According to the survey data, most Canadians feel that smoking cannabis inside their homes is a generally bad idea. A full 64 per cent of those who indicated they were homeowners felt doing so would harm its resale value, an increase from the 39 per cent who indicated as such in Zoocasa’s previous Housing Trends Report.
As well, over half of homeowners, 57 per cent, felt that growing even the legal amount of cannabis, would have a negative impact on a home’s value.
This stigma extends to prospective home buyers, too: A total of 52 per cent respondents say they’d be less likely to consider specific houses if they knew even a legal amount of cannabis had been grown in them.
However, Millennials are demographically least likely to consider home cultivation stigmatizing, with only 38 per cent indicating that a legal amount of cannabis grown in a home would reduce their desire to buy that property, compared to 58 per cent of Gen Xers and 59 per cent of Boomers.
Not In My Backyard
While Canadians will now be able to purchase the drug legally from a provincially-regulated retailer, homeowners aren’t exactly welcoming dispensaries to the neighbourhood with open arms.
Zoocasa’s findings reveal nearly half of all respondents, 42 per cent, feel having a cannabis dispensary in the neighbourhood would harm the value of nearby homes.
As well, 48 per cent of respondents stated the presence of a dispensary nearby would reduce their desire to purchase a specific property.

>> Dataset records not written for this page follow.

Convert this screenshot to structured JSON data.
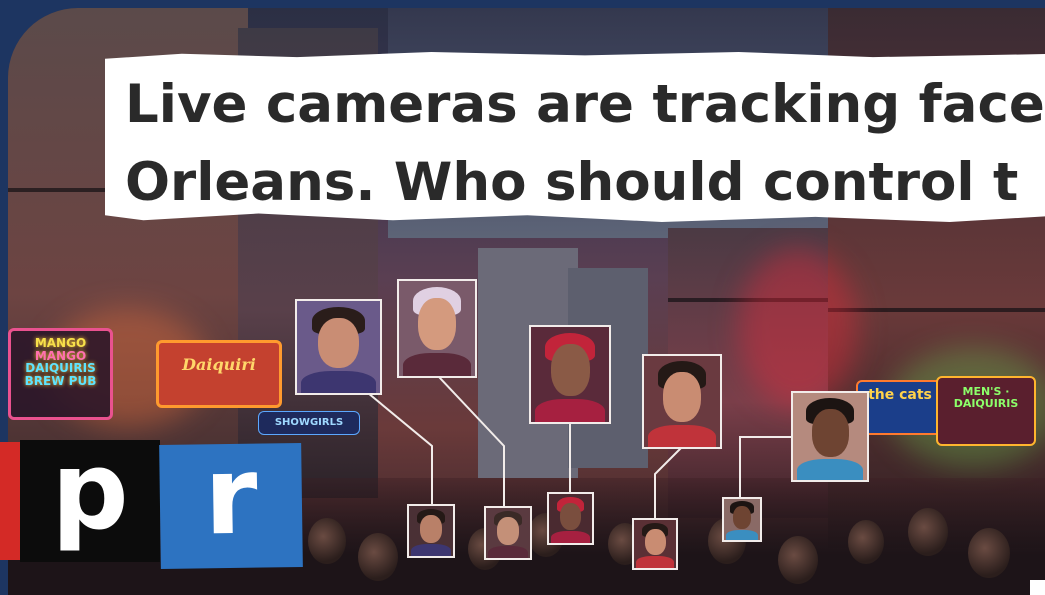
{
  "headline": {
    "line1": "Live cameras are tracking face",
    "line2": "Orleans. Who should control t"
  },
  "logo": {
    "letter_p": "p",
    "letter_r": "r"
  },
  "signs": {
    "mango_line1": "MANGO",
    "mango_line2": "MANGO",
    "mango_line3": "DAIQUIRIS",
    "mango_line4": "BREW PUB",
    "daiquiri": "Daiquiri",
    "showgirls": "SHOWGIRLS",
    "cats": "the cats",
    "right_sign": "MEN'S · DAIQUIRIS"
  },
  "colors": {
    "frame": "#1d3561",
    "npr_red": "#d42a26",
    "npr_black": "#0c0c0c",
    "npr_blue": "#2d73c1",
    "box_stroke": "#f2ecea"
  }
}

These sentiments appear to be cannabis specific, however – only 14 percent of all respondents stated they would feel uncomfortable with a new liquor store opening in their neighbourhood.
Again, Millennials are least likely to be pessimistic about the presence of a dispensary, with only 31 per cent indicating they’d feel a dispensary would reduce the value of homes nearby, compared to 50 percent of Xers and 47 percent of Boomers.
About This Report
The findings are based on an online survey conducted by Zoocasa.com from Sep 27, 2018 to Oct 3, 2018 of over 1,380 respondents who live in Canada. The estimated margin of error is +/- 2.6 percentage points, 19 times out of 20.